SPARTANBURG, S.C. -- For the second time in the first week of training camp, Carolina Panthers quarterback Cam Newton did not participate in any drills -- a sign that he remains a "work in progress'' in his return from offseason shoulder surgery.

But the 2015 NFL MVP said Thursday that it was a relief to throw a 45-yard pass without pain -- something he couldn't do at the end of last season -- during the first practice a week ago.

"It was a sigh of relief for a lot of people, because I wasn't right at the end of the season," said Newton, speaking to reporters for the first time at camp. "And it was a sigh of relief for myself as well to be able to throw like that again.

"But like I said, it's a process. I don't want people to just assume, 'Oh, Cam's back!' I'm doing a lot of work behind the scenes to make sure that I'm able to practice and to practice with the capabilities I know I can and the team expects me to be."

The process includes a more compact throwing motion that gets Newton's lower body more involved and takes stress off the shoulder, on which he first had surgery in 2017.

It also includes a new warmup routine, a series of arm rotations and motions added by the training staff.

Being a spectator this often, this early in training camp also is new for Newton.

"A lot of times, you have to just get out of your own head," Newton said. "When you're hurt for so long, you keep telling yourself, 'Just do it. Just do it.' As football players, our mantra is big macho guy going down the field, never showing signs of weakness, never get hurt. And then you're doing it, but you're not necessarily making things better.

"I keep saying it, but it's a process. A lot of times it's easier than other times. But at the end of the day, you just have to keep moving forward and be obedient to coaches and trainers and everybody has your best interest."

Newton admittedly no longer feels the need to be Superman,' as he did when he entered the league as the top pick in the 2011 draft. He bought into offensive coordinator Norv Turner's system predicated on spreading the ball around and relying on playmakers such as running back Christian McCaffrey and wide receiver DJ Moore.

That helped Newton achieve a season-high 67.9 completion percentage in 2018 despite arm soreness that ultimately resulted in him being shut down for the final two games. He came into last season with a career 58.5 completion percentage.

"I just want to win, man," Newton said. "Just want to win, as a lot of people say and do. We're past due for South Carolina and North Carolina to have something to brag about. We're going to start by perfecting ourselves and perfecting the things we can control.

"We want this division back. That's why we're going as hard as we are."

Panthers coach Ron Rivera said Newton has looked 100 percent when he has practiced.

"He's moving very comfortably and he's very smooth in his movements and you don't see him favoring or wincing or anything like that," Rivera said. "You don't see him lumbering.
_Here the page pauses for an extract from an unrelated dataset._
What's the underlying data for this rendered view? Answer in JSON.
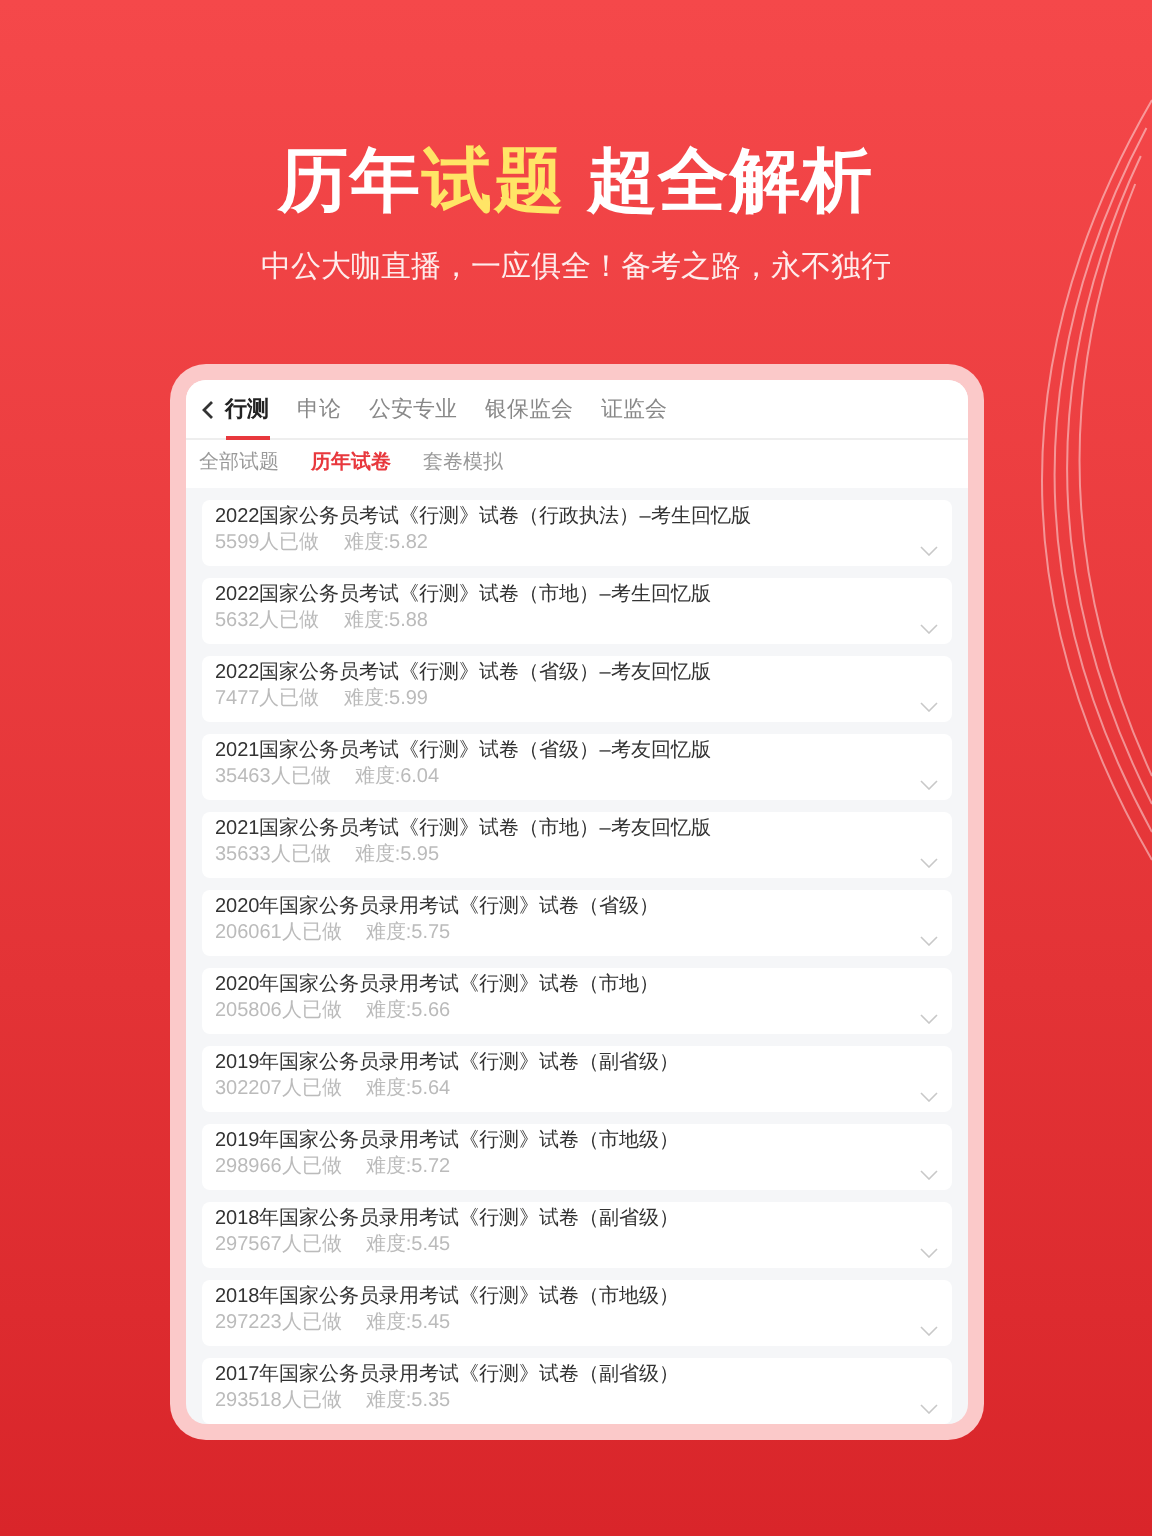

"The biggest thing is he's gone out and sought the right type of help. He's got the right type of people around him that are working around him. And I do think his progress most certainly will show on the football field."

Newton hasn't been as flamboyant and talkative during practices, partly because he doesn't have outside linebacker Thomas Davis to jaw with and partly because he's focused on his recovery and progressing in Turner's offense.

Newton calls all of this part of his growth as he enters his ninth NFL season.

Accepting days off also is part of that growth.

"One thing I wanted to work on was being honest with myself, knowing when my body is talking to me, knowing that it's OK to sit out a practice," Newton said. "I'm at a point in my career now where I'm as hungry as ever, but I have to be as smart as ever.

"Doing certain things just to get on the field may not be the best kind of theory about it."